A new project is collecting accounts of Australians' encounters with police since lockdown measures were toughened.
Australian legal and human rights groups are calling on each state to release clear coronavirus rules following reports of intimidating police behaviour.
COVID Policing, an online portal established by a collection of advocacy groups including Amnesty Australia, the Grata Fund and the Police Accountability Project, has been collecting complaints from Australians who feel they have been treated unfairly by the police.
The website has received more than 60 reports concerning police behaviour since its launch last week.
An international student in Melbourne said he was exercising at a skate park when police issued him with a $1600 fine, telling him it was acceptable to skate on the street but not in the park.
"The police never explained to us what laws we broke, they just said all parks were closed, hence we were getting a fine for using the skatepark - we didn’t cause any trouble," the student wrote.
"As an international student, I’m scared of so many things - will they find me and lock me up, not being able to pay the fine, my visa getting cancelled - and my mental health is deteriorating since I am too scared to go out to exercise."
A Queensland woman also reported feeling unsafe when she was pulled over by a police officer who she said ignored social distancing protocols by leaning inside her car.
"His face and body were approximately 30 centimetres away from my face... his hands were also inside my vehicle, resting on my door trim," she wrote.
"I didn't feel safe to ask him to step back, as he was already condescending and not interested in anything I had to say, so I didn't want to further agitate him by asking him to stand back."
A Melbourne woman said she had also felt intimidated by police, who she said followed her with their car and questioned why she was outside - despite the fact she was obviously jogging in her exercise gear.
"I felt like I was doing something wrong and had to go back, I felt angry that they had targeted me," she wrote.
"I wondered if a white, caucasian woman would’ve been followed like this and questioned. I was alone with no one around, in broad daylight and not doing anything illegal."
'An extreme lack of clarity'
Tim O'Connor of Amnesty International Australia has been monitoring the complaints closely and is now building a base of evidence based on the public's reports.
"We’re calling for some clear guidelines from the police, which, unfortunately, no force across the country has yet made public," he told SBS News.
The group is calling on each state to implement a 'sunset clause' on their coronavirus legislation, which would see restrictions automatically lifted once the pandemic is over.
Mr O'Connor said it was particularly concerning that many complaints had been suggestive of racial profiling, particularly against Indigenous Australians.
"We’ve been getting reports over the past 24 hours or so of police going around house to house in Tennant Creek in the Northern Territory, counting how many people are in the house and telling them to leave," he said.
"We’ve also had reports about the Australian Defence Force being mobilised in remote communities in the Northern Territory."
Also contributing to the project is the Grata Fund, a public interest litigation fund that advocates for Australians who could not otherwise afford the court process.

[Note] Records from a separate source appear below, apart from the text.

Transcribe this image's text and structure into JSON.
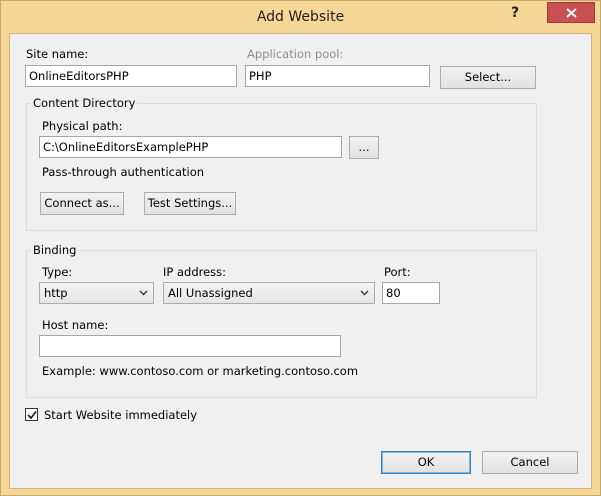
{
  "window": {
    "title": "Add Website",
    "help": "?"
  },
  "site": {
    "name_label": "Site name:",
    "name_value": "OnlineEditorsPHP",
    "pool_label": "Application pool:",
    "pool_value": "PHP",
    "select_button": "Select..."
  },
  "content": {
    "group_title": "Content Directory",
    "path_label": "Physical path:",
    "path_value": "C:\\OnlineEditorsExamplePHP",
    "browse_button": "...",
    "auth_text": "Pass-through authentication",
    "connect_button": "Connect as...",
    "test_button": "Test Settings..."
  },
  "binding": {
    "group_title": "Binding",
    "type_label": "Type:",
    "type_value": "http",
    "ip_label": "IP address:",
    "ip_value": "All Unassigned",
    "port_label": "Port:",
    "port_value": "80",
    "host_label": "Host name:",
    "host_value": "",
    "example_text": "Example: www.contoso.com or marketing.contoso.com"
  },
  "start": {
    "label": "Start Website immediately",
    "checked": true
  },
  "footer": {
    "ok_button": "OK",
    "cancel_button": "Cancel"
  }
}
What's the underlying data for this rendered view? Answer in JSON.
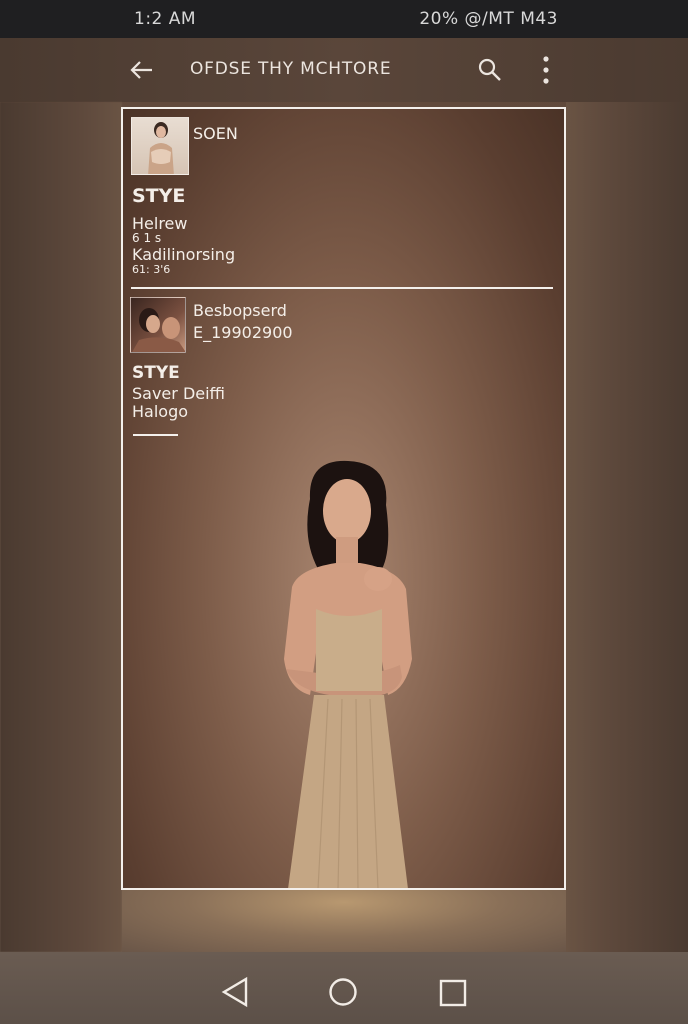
{
  "status_bar": {
    "time": "1:2 AM",
    "indicators": "20% @/MT M43"
  },
  "app_bar": {
    "title": "OFDSE THY MCHTORE",
    "back_icon": "arrow-left-icon",
    "search_icon": "search-icon",
    "more_icon": "more-vert-icon"
  },
  "card": {
    "entry1": {
      "name": "SOEN",
      "heading": "STYE",
      "line1": "Helrew",
      "line2": "6 1 s",
      "line3": "Kadilinorsing",
      "line4": "61: 3'6"
    },
    "entry2": {
      "name": "Besbopserd",
      "number": "E_19902900",
      "heading": "STYE",
      "line1": "Saver Deiffi",
      "line2": "Halogo"
    }
  },
  "nav_bar": {
    "back": "nav-back-icon",
    "home": "nav-home-icon",
    "recents": "nav-recents-icon"
  },
  "colors": {
    "status_bar": "#1f1f21",
    "frame_border": "#f4f0ec",
    "background": "#6a5242"
  }
}
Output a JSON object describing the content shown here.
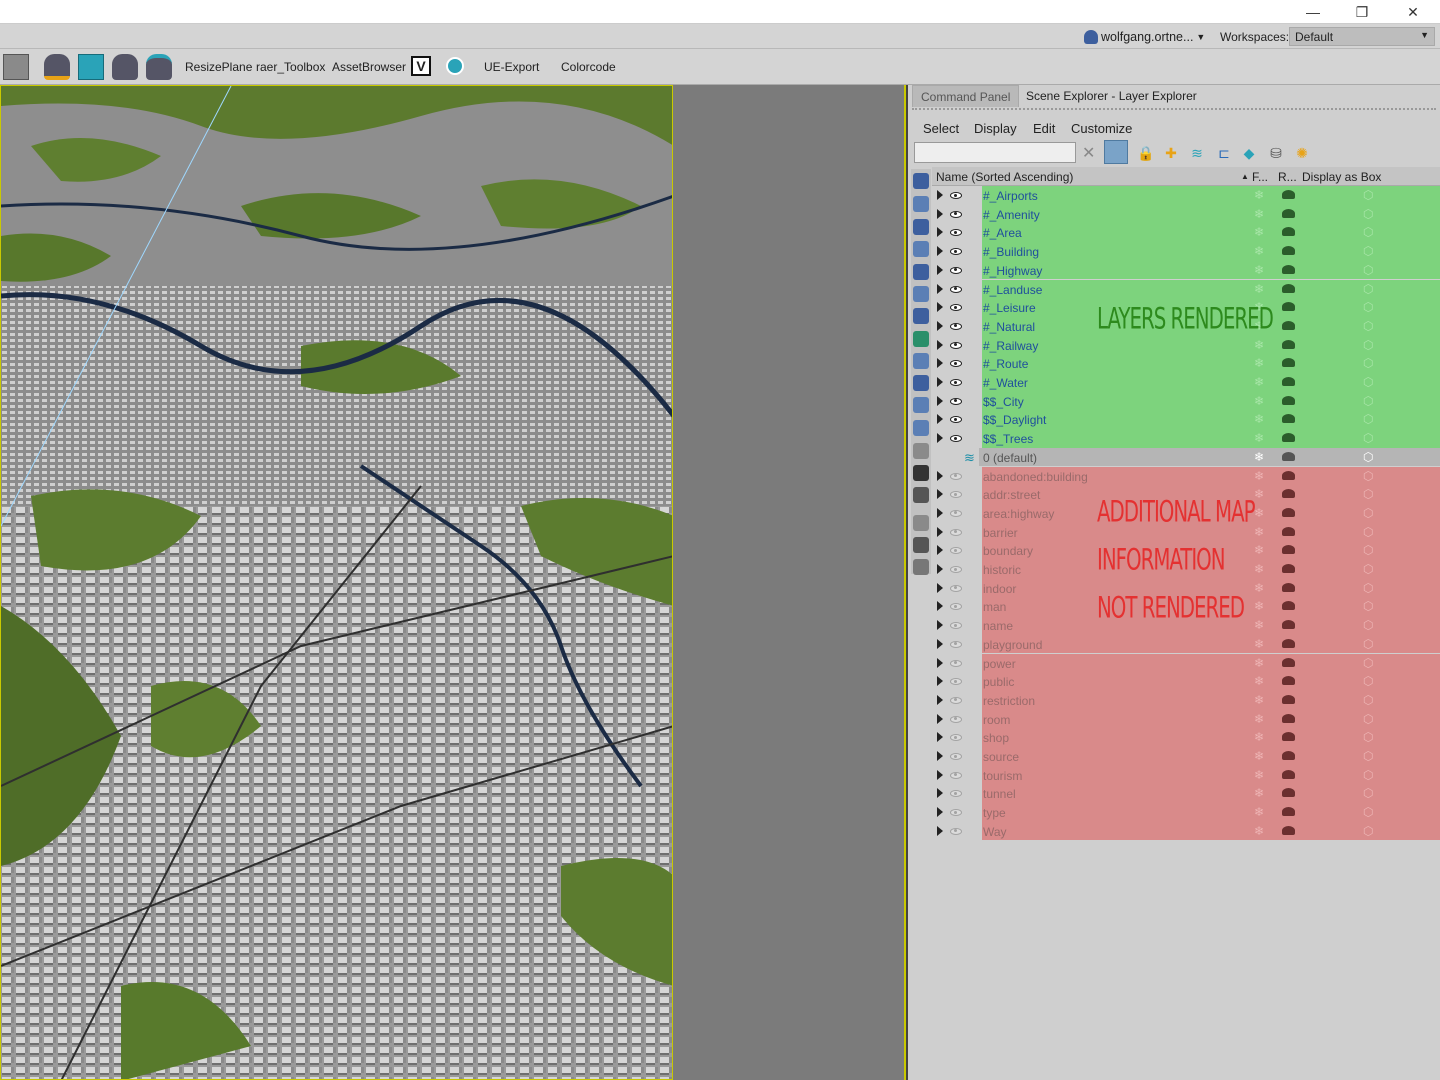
{
  "titlebar": {
    "minimize": "—",
    "restore": "❐",
    "close": "✕"
  },
  "account": {
    "user": "wolfgang.ortne...",
    "workspaces_label": "Workspaces:",
    "workspace": "Default"
  },
  "toolbar": {
    "items": [
      "ResizePlane",
      "raer_Toolbox",
      "AssetBrowser",
      "UE-Export",
      "Colorcode"
    ],
    "v_label": "V"
  },
  "panel": {
    "tabs": [
      "Command Panel",
      "Scene Explorer - Layer Explorer"
    ],
    "menu": [
      "Select",
      "Display",
      "Edit",
      "Customize"
    ],
    "search_placeholder": "",
    "columns": {
      "name": "Name (Sorted Ascending)",
      "frozen": "F...",
      "render": "R...",
      "box": "Display as Box"
    },
    "rendered_layers": [
      "#_Airports",
      "#_Amenity",
      "#_Area",
      "#_Building",
      "#_Highway",
      "#_Landuse",
      "#_Leisure",
      "#_Natural",
      "#_Railway",
      "#_Route",
      "#_Water",
      "$$_City",
      "$$_Daylight",
      "$$_Trees"
    ],
    "default_layer": "0 (default)",
    "hidden_layers": [
      "abandoned:building",
      "addr:street",
      "area:highway",
      "barrier",
      "boundary",
      "historic",
      "indoor",
      "man",
      "name",
      "playground",
      "power",
      "public",
      "restriction",
      "room",
      "shop",
      "source",
      "tourism",
      "tunnel",
      "type",
      "Way"
    ]
  },
  "annotations": {
    "rendered": "LAYERS RENDERED",
    "not_rendered_1": "ADDITIONAL MAP",
    "not_rendered_2": "INFORMATION",
    "not_rendered_3": "NOT RENDERED"
  },
  "colors": {
    "rendered_bg": "#7dd37d",
    "hidden_bg": "#d98a8a",
    "default_bg": "#b5b5b5",
    "viewport_border": "#c9c900"
  }
}
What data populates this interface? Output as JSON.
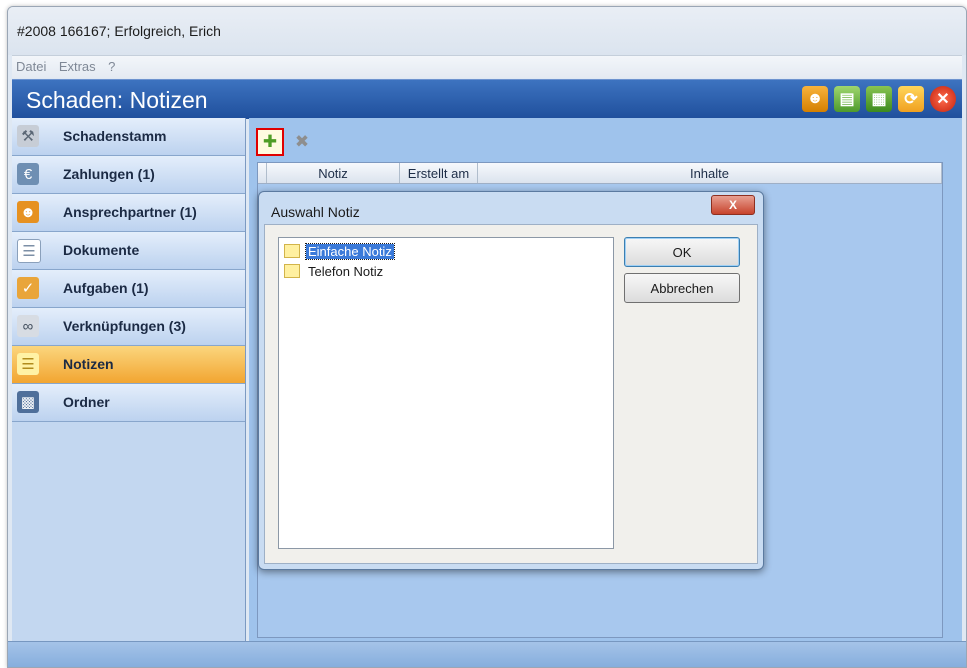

The Grata Fund's Belinda Lowe has said many of the reports received so far could be characterised as "aggressive, interrogatory and forceful" on the part of the police.
"We have heard stories of people being pulled up for drawing rainbows on a footpath at the front of a house or sitting in a car to look at the beach and seen data that show communities of colour, in western Sydney for example, are being policed at much higher rates than communities that have higher rates of COVID-19," Ms Lowe told SBS News.
She called for dedicated third-party bodies to be established to monitor police activities for the remainder of the pandemic.
"Meaningful transparency and oversight means that police cannot investigate police," Ms Lowe said.
"Governments should take steps to ensure there is transparency in the operations of police and fully functional independent investigative bodies should be set up or funded with proper power to investigate police complaints."
Queensland and Victoria's police departments have already announced they will regularly review all coronavirus fines issued.
Victoria's Depurty Commissioner Shane Patton said last week that police should use their discretion in enforcing the COVID-19 rules.
He said fines would be reviewed by senior police on a daily basis.
"We're going to be every day looking at these infringements to make sure we've got it right because I want to be absolutely certain we do have it right and that's why I'm personally going to be looking at the entire list of infringements every day," he told the Herald Sun.
NSW Police Commissioner Mick Fuller advised people earlier this month that if they had doubts, to stay home.
"A good rule of thumb is that if you are questioning whether you should be doing something, it is best to give it a miss," he said.
He also said the majority of fines issued so far were to people who had already been warned about breaching the restrictions.
People in Australia must stay at least 1.5 metres away from others and gatherings are limited to two people unless you are with your family or household.
If you believe you may have contracted the virus, call your doctor (don’t visit) or contact the national Coronavirus Health Information Hotline on 1800 020 080. If you are struggling to breathe or experiencing a medical emergency, call 000.
SBS is committed to informing Australia’s diverse communities about the latest COVID-19 developments. News and information is available in 63 languages at sbs.com.au/coronavirus.